=== Section Start ===

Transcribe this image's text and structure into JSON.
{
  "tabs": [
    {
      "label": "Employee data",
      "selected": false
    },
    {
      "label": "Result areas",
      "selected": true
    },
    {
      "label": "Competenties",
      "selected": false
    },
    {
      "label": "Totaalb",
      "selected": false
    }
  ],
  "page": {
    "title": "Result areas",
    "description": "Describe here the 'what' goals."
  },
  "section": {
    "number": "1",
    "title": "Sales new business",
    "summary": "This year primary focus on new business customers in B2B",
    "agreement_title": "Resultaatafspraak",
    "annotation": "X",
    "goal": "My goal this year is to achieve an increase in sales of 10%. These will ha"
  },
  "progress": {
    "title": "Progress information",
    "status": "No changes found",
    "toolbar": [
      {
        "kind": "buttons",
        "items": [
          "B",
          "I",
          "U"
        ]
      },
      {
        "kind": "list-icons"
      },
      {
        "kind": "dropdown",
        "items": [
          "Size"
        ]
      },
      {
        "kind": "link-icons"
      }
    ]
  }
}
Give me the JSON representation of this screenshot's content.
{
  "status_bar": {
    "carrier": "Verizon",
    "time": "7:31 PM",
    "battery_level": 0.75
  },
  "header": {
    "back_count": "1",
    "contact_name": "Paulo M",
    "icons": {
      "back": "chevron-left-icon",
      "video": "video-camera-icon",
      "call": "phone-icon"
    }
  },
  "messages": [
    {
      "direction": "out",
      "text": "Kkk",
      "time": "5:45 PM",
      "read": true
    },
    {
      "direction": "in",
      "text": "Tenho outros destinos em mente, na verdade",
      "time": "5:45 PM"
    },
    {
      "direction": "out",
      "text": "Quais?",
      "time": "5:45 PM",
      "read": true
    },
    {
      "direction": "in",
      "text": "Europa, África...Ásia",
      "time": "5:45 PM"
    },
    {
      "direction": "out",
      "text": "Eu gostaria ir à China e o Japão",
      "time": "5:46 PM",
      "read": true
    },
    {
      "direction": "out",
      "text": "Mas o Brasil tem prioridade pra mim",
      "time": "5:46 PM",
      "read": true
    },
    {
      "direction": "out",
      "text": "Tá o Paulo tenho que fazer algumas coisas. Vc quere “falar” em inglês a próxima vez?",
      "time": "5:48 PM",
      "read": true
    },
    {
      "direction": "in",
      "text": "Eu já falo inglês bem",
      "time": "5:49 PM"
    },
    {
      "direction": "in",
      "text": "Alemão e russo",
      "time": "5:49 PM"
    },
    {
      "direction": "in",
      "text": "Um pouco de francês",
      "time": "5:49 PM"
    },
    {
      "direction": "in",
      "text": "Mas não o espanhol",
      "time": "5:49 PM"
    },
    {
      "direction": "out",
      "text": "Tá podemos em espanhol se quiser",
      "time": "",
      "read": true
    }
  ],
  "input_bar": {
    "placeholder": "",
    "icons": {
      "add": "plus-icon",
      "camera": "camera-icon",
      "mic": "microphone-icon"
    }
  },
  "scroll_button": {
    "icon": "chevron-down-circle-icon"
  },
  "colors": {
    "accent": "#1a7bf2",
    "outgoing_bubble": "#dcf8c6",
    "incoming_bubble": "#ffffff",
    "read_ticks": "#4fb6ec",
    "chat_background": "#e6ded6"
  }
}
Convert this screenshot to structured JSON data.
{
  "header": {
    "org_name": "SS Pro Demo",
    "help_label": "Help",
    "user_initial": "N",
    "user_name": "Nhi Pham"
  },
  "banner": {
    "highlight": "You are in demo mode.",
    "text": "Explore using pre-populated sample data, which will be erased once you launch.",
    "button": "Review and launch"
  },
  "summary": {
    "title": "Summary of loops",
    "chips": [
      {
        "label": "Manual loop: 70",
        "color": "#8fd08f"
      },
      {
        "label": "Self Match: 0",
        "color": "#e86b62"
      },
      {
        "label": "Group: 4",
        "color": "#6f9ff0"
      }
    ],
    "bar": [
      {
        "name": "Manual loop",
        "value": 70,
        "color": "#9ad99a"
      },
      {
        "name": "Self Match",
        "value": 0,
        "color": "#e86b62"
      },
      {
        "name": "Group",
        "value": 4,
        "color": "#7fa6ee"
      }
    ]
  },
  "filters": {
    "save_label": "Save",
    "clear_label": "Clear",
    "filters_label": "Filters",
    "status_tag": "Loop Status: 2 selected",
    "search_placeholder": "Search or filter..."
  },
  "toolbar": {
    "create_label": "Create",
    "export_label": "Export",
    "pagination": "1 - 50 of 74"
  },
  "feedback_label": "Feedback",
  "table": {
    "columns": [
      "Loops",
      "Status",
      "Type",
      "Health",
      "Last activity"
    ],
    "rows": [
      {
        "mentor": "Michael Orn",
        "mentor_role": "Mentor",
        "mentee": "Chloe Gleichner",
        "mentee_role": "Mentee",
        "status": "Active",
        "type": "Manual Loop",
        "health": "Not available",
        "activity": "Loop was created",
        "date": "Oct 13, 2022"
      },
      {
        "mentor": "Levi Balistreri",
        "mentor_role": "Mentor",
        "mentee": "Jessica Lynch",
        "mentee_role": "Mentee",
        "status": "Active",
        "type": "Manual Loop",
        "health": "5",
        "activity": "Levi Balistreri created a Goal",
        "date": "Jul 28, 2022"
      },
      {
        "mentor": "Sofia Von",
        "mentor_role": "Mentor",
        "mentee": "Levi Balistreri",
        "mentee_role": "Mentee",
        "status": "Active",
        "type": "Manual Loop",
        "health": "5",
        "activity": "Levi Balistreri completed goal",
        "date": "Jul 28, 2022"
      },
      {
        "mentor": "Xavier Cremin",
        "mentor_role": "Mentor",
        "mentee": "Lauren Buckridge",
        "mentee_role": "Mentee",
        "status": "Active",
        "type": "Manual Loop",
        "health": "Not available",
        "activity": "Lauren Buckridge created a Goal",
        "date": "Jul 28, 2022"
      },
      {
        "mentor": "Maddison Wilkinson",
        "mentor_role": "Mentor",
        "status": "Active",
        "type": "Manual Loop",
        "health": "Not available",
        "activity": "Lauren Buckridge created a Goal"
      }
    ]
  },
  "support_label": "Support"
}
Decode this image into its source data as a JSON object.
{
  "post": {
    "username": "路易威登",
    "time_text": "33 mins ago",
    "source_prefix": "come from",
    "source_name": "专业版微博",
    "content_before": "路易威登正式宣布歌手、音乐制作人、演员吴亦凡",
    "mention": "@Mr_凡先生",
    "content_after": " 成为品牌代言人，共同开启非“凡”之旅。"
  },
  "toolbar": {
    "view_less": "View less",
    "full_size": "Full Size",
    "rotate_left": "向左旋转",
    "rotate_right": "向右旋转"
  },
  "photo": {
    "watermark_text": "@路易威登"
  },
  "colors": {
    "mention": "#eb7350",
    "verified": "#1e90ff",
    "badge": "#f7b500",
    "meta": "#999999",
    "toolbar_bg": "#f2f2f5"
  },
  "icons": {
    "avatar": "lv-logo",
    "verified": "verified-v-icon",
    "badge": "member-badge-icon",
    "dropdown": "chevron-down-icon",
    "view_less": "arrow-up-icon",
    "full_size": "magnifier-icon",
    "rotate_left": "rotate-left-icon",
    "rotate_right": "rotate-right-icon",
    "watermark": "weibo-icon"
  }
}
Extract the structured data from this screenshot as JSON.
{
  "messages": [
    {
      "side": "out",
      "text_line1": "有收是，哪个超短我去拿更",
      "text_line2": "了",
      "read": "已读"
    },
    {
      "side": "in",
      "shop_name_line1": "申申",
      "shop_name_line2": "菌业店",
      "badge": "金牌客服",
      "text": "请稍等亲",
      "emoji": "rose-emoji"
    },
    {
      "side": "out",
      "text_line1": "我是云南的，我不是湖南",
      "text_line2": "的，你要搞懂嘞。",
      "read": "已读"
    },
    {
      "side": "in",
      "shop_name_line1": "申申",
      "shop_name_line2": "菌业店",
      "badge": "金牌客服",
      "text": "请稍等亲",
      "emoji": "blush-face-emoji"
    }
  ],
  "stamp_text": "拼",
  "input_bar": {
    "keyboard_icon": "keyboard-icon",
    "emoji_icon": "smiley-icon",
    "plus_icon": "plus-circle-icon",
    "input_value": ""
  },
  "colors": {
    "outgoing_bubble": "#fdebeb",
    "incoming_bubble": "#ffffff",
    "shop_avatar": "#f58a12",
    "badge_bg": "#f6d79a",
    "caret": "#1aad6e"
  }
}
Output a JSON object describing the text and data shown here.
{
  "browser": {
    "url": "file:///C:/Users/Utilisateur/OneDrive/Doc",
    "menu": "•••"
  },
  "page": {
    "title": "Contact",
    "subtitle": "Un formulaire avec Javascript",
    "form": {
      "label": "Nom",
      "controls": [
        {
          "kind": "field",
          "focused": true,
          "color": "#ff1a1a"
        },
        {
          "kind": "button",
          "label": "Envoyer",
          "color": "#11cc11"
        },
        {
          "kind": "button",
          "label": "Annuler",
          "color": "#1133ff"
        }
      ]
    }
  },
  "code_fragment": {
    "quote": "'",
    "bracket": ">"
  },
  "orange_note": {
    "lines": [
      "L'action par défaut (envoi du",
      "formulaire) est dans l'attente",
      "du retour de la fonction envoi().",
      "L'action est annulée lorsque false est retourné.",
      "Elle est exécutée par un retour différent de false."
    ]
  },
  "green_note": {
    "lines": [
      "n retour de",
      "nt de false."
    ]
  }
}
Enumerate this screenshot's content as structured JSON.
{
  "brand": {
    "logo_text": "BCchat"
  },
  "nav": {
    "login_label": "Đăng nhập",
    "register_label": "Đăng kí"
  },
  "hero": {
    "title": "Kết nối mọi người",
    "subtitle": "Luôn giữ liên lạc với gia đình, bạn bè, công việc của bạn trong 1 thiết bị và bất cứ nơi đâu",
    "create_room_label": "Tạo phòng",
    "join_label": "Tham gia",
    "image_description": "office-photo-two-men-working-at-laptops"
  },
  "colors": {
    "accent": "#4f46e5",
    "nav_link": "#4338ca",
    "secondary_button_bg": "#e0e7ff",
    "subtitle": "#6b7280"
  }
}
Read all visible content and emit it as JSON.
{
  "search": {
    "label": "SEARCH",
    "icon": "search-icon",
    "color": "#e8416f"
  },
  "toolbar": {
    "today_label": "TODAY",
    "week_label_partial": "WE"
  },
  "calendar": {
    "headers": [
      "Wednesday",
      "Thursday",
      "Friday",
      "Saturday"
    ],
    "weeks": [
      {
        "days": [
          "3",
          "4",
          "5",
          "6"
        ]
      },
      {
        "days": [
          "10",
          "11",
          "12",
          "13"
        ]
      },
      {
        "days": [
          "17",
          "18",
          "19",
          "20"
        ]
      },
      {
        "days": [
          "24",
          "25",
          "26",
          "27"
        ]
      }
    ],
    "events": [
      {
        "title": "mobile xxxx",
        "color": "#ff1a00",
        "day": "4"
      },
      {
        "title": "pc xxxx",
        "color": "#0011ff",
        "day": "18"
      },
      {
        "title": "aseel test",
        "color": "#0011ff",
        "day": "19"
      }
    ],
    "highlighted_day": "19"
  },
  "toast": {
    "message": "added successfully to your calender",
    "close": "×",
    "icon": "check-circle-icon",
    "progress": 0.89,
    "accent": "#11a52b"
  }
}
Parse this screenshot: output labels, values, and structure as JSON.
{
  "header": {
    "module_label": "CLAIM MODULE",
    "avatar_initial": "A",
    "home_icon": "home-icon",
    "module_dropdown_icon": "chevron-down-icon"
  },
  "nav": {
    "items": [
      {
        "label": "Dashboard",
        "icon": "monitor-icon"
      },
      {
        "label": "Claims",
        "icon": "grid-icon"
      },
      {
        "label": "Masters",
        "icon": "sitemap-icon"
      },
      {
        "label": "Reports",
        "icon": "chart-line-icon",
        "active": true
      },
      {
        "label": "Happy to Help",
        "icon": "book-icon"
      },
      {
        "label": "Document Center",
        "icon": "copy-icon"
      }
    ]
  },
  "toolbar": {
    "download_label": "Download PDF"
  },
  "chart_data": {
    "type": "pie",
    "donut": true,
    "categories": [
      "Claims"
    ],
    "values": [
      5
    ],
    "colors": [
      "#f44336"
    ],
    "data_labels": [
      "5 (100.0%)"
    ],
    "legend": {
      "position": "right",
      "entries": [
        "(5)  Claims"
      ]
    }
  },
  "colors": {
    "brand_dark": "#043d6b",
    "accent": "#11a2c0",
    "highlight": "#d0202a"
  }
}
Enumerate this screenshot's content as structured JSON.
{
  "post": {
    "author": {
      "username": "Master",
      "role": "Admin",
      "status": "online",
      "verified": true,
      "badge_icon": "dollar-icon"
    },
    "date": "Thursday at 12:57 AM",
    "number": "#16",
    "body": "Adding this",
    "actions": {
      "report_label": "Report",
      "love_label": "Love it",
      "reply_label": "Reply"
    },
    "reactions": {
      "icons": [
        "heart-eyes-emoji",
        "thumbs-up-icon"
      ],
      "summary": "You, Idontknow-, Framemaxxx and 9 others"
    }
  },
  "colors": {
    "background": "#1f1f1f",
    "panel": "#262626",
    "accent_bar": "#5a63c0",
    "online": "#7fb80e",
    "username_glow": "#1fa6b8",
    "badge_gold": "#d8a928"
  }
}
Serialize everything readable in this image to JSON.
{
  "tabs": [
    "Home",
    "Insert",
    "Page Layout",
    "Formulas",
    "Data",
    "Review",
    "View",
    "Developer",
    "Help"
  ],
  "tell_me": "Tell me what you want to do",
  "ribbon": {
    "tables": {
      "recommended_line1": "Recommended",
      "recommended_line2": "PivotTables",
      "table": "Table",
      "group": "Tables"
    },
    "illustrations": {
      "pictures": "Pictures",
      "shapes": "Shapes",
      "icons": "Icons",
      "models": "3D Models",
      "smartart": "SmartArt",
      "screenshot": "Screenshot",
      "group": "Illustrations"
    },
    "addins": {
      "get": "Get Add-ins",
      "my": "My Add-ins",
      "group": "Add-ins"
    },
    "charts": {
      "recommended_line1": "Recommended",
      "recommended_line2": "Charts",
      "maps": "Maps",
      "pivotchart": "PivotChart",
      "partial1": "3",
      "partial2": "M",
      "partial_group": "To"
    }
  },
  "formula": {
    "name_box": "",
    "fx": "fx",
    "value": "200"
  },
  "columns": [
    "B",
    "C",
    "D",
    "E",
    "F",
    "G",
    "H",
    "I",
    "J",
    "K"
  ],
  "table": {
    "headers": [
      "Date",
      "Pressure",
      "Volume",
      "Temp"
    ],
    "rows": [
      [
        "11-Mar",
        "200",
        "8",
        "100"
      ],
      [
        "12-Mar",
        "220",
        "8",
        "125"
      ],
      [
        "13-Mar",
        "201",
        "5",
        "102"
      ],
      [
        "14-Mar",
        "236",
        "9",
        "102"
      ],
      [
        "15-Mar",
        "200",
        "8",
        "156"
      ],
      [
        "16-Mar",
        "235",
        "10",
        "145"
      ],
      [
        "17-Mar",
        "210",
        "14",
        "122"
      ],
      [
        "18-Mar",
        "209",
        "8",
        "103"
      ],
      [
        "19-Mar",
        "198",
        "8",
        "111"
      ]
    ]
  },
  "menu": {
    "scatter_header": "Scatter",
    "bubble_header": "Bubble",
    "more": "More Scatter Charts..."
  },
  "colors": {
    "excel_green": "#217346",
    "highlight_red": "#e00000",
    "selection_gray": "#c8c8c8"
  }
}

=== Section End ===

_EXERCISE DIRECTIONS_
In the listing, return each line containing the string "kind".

_EXERCISE RESPONSE_
        "kind": "buttons",
        "kind": "list-icons"
        "kind": "dropdown",
        "kind": "link-icons"
          "kind": "field",
          "kind": "button",
          "kind": "button",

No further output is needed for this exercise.